When deciding on who you would like to donate to, there are a few things to take into consideration. What does your donation do for this charity, organization, etc.? What will you be supporting? Does this follow your personal beliefs? What type of venue will hold the event? Who are the other participating artists? Would you be honored to have your work seen in such an event and amongst the other artists’ work? What kind of publicity will you gain from this experience? Will your donation conflict with another obligation, be it an exhibit, juried show, etc.?

I know this is a lot to consider and may even sound selfish, but the truth is, there’s much more to consider when donating your art than just simply writing a check to support a cause. This is about more than just money because it also involves time and labor- lots of it. You’re an artist, you know that it wasn’t easy to create this piece you’re about to give away.
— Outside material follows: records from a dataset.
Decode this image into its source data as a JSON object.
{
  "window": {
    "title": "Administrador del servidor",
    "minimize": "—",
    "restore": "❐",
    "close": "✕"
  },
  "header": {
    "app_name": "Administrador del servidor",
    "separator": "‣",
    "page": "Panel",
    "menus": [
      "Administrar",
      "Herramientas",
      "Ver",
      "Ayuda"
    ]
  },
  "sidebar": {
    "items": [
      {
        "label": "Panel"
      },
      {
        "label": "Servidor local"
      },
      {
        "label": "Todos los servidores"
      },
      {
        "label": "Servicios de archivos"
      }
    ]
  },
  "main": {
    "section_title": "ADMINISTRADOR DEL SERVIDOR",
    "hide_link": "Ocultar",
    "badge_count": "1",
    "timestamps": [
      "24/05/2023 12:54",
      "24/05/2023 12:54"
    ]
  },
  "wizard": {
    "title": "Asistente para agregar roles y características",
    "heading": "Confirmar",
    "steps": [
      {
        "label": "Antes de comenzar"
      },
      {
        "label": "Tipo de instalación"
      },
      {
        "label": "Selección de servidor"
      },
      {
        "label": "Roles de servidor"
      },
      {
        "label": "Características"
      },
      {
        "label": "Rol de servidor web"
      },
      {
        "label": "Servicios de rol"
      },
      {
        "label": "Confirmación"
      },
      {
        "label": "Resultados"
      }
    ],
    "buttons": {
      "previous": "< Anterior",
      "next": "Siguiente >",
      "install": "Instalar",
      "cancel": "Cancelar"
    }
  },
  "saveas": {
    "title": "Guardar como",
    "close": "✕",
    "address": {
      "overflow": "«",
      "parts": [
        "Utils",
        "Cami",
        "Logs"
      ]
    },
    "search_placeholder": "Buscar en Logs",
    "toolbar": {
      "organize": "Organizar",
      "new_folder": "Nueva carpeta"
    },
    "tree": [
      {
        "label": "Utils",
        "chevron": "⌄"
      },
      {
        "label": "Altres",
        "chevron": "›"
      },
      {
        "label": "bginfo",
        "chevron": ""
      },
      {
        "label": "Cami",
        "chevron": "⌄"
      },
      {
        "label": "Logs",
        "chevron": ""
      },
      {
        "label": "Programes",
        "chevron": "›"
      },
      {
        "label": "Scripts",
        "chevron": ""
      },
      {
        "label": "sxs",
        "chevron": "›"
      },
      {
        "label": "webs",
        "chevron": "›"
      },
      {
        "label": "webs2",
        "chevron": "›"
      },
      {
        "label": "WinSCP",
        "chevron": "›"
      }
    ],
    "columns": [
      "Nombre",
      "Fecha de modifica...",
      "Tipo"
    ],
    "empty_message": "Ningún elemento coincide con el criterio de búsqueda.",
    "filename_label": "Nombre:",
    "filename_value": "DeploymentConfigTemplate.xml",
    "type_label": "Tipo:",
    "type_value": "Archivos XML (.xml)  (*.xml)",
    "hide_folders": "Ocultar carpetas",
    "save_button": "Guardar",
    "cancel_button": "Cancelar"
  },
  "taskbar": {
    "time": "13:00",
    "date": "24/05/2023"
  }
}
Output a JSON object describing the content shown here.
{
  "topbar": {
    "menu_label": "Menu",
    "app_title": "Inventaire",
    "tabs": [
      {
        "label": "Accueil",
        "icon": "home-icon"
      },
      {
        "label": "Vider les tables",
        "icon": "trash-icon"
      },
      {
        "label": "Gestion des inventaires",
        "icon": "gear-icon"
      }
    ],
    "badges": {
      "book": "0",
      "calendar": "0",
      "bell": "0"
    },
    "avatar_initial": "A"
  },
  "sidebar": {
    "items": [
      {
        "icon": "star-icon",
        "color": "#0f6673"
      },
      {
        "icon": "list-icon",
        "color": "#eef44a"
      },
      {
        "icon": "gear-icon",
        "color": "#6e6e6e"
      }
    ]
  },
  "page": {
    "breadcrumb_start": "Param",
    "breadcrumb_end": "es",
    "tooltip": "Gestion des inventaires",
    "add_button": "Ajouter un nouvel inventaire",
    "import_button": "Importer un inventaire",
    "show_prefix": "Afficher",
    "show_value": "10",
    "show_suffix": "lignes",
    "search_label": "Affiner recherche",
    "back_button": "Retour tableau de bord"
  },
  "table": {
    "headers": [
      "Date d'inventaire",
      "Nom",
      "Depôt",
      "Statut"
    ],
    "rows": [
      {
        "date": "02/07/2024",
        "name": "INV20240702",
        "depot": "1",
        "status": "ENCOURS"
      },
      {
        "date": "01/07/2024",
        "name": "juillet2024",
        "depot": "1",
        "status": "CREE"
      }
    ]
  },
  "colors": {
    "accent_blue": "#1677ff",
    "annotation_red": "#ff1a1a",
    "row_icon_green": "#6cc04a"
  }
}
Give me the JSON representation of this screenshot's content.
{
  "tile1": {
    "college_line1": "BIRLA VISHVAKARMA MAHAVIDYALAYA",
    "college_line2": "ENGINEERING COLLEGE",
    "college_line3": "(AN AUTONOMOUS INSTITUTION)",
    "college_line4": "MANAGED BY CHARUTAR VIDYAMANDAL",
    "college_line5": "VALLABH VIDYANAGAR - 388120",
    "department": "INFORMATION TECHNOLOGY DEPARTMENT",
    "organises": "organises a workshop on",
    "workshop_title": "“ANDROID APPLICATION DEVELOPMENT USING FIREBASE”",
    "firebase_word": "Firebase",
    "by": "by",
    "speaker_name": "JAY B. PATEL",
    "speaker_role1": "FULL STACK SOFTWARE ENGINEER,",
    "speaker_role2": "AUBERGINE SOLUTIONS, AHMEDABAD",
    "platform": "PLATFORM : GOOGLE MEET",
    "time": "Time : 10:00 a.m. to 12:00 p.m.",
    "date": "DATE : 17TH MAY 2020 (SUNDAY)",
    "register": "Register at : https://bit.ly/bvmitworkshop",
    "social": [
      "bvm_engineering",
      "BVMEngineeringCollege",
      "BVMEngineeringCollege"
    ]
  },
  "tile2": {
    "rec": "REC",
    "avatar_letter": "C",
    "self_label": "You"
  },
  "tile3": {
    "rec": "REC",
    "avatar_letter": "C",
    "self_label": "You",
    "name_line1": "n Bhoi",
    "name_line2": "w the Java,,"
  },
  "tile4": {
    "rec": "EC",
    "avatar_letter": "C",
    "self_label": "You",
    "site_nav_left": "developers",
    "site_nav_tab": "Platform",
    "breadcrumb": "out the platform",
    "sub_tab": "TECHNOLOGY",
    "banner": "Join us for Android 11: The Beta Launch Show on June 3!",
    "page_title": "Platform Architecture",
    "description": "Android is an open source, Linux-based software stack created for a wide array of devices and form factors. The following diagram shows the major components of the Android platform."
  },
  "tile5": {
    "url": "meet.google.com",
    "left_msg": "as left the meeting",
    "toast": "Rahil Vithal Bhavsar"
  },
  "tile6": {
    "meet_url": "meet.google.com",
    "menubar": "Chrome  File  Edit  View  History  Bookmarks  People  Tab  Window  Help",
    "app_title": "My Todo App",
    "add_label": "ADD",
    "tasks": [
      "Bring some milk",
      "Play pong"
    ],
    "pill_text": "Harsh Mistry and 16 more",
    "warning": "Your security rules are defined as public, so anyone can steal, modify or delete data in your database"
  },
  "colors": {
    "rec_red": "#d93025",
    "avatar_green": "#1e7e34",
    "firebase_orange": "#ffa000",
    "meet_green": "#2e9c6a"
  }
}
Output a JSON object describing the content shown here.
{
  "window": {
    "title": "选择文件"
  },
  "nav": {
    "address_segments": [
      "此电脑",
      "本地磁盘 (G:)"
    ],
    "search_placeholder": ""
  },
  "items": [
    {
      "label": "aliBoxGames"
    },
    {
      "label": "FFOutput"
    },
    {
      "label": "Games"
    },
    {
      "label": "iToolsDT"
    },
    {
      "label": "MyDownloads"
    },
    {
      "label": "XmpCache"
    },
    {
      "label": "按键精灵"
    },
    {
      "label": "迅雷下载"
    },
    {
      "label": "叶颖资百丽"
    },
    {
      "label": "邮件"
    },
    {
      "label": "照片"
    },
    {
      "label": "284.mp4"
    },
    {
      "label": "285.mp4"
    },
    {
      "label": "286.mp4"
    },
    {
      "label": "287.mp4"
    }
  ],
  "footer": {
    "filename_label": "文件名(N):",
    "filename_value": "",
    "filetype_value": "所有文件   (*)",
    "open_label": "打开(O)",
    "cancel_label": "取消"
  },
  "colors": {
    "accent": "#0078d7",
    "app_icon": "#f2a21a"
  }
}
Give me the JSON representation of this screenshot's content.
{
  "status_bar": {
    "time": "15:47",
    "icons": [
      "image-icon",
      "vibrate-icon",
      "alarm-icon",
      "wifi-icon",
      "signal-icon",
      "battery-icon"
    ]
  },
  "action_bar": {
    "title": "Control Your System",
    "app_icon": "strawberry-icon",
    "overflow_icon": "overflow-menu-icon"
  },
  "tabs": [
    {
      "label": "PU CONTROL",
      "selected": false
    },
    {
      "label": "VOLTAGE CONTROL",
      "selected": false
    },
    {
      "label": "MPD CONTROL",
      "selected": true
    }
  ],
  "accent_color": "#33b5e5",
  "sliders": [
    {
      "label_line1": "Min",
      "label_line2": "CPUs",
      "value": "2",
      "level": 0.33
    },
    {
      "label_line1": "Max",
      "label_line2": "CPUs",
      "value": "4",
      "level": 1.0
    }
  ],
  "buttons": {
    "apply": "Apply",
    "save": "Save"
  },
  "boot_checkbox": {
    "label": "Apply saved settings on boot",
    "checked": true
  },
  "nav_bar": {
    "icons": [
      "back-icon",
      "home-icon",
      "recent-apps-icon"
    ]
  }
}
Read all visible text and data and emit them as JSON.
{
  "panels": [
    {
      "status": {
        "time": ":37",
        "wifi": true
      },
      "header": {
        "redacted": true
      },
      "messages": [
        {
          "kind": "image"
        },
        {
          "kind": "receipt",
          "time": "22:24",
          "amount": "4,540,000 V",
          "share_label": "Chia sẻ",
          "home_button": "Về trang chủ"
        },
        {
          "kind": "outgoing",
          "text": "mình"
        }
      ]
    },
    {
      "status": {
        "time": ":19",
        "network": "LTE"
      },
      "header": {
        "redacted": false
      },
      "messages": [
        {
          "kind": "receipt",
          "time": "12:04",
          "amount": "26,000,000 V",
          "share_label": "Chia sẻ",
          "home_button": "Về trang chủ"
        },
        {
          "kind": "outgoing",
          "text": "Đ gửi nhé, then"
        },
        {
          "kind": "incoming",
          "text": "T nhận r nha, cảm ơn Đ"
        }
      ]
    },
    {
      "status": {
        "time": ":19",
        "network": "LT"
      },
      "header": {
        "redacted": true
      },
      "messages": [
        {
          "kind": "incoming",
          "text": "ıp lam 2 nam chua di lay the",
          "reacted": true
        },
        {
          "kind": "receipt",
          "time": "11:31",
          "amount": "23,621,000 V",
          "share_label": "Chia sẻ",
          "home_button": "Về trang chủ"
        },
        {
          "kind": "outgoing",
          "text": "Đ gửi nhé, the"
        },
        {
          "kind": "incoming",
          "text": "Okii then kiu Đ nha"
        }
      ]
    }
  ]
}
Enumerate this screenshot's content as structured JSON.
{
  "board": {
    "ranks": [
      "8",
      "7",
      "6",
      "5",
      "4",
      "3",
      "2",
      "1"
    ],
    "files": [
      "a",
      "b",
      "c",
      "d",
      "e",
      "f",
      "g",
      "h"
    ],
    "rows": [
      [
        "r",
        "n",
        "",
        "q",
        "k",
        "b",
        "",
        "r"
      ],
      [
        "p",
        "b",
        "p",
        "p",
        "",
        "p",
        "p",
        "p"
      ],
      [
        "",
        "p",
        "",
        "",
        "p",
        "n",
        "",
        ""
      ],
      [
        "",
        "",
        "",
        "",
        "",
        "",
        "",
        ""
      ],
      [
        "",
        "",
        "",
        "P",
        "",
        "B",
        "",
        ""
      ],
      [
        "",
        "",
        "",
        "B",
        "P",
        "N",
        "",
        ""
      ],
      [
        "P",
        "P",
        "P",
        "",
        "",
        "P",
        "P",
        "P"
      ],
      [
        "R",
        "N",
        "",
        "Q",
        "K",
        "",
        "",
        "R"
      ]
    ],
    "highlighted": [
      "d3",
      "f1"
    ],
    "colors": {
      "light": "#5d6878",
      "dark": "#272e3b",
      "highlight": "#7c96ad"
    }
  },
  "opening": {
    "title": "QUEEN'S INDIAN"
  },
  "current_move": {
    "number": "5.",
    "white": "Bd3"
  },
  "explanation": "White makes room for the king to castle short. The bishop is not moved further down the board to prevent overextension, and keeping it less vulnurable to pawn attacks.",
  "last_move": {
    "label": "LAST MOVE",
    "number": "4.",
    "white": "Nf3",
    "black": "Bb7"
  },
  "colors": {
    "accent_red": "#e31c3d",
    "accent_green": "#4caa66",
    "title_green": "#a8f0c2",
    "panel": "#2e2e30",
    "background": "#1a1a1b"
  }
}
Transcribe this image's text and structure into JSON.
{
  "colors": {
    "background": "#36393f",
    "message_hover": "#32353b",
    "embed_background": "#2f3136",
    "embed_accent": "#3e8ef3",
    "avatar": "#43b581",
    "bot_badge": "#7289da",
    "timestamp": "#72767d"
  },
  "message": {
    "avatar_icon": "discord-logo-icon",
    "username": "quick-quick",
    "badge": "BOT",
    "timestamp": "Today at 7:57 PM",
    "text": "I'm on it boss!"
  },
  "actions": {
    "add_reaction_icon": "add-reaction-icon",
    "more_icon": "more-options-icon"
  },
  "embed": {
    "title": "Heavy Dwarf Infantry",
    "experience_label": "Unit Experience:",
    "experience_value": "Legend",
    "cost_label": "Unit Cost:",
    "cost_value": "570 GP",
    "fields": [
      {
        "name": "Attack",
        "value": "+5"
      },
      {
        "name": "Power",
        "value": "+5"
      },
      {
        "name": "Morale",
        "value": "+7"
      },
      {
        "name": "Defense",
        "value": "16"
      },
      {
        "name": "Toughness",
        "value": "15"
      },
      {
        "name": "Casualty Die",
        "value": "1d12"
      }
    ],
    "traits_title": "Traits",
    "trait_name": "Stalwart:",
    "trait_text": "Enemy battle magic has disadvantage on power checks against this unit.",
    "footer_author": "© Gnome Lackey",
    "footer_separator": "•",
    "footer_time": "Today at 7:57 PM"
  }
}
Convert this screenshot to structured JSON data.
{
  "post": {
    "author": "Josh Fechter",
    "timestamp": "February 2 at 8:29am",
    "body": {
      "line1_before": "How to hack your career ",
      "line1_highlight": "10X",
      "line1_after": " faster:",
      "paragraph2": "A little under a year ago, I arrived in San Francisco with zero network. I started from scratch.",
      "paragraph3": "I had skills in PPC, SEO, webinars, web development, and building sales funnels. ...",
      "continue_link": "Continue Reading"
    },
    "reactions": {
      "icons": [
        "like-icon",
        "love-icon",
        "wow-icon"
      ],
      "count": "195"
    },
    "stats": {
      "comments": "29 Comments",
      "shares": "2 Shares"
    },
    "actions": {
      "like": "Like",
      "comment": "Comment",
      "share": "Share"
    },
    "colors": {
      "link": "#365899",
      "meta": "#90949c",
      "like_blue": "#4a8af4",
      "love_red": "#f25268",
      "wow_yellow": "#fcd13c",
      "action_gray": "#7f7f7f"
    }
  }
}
It took time, supplies, energy, creativity, willpower, and probably involved a personal sacrifice ranging anywhere from sleep to your family. So yes, you should consider what you get out of this. And if you decide that you can’t part with your work for whatever reason, but would truly like to help, simply write a check for this organization, charity, etc. You’ll directly help them without feeling guilty. And there’s certainly nothing wrong with just stating the truth- “I’d love to help, but I have [fill in other obligation here] and won’t be able to. But please add me to your mailing list, I’d love to donate next year.”

Thoughts? Questions? Let me know, either here or at www.AmyGuidry.com!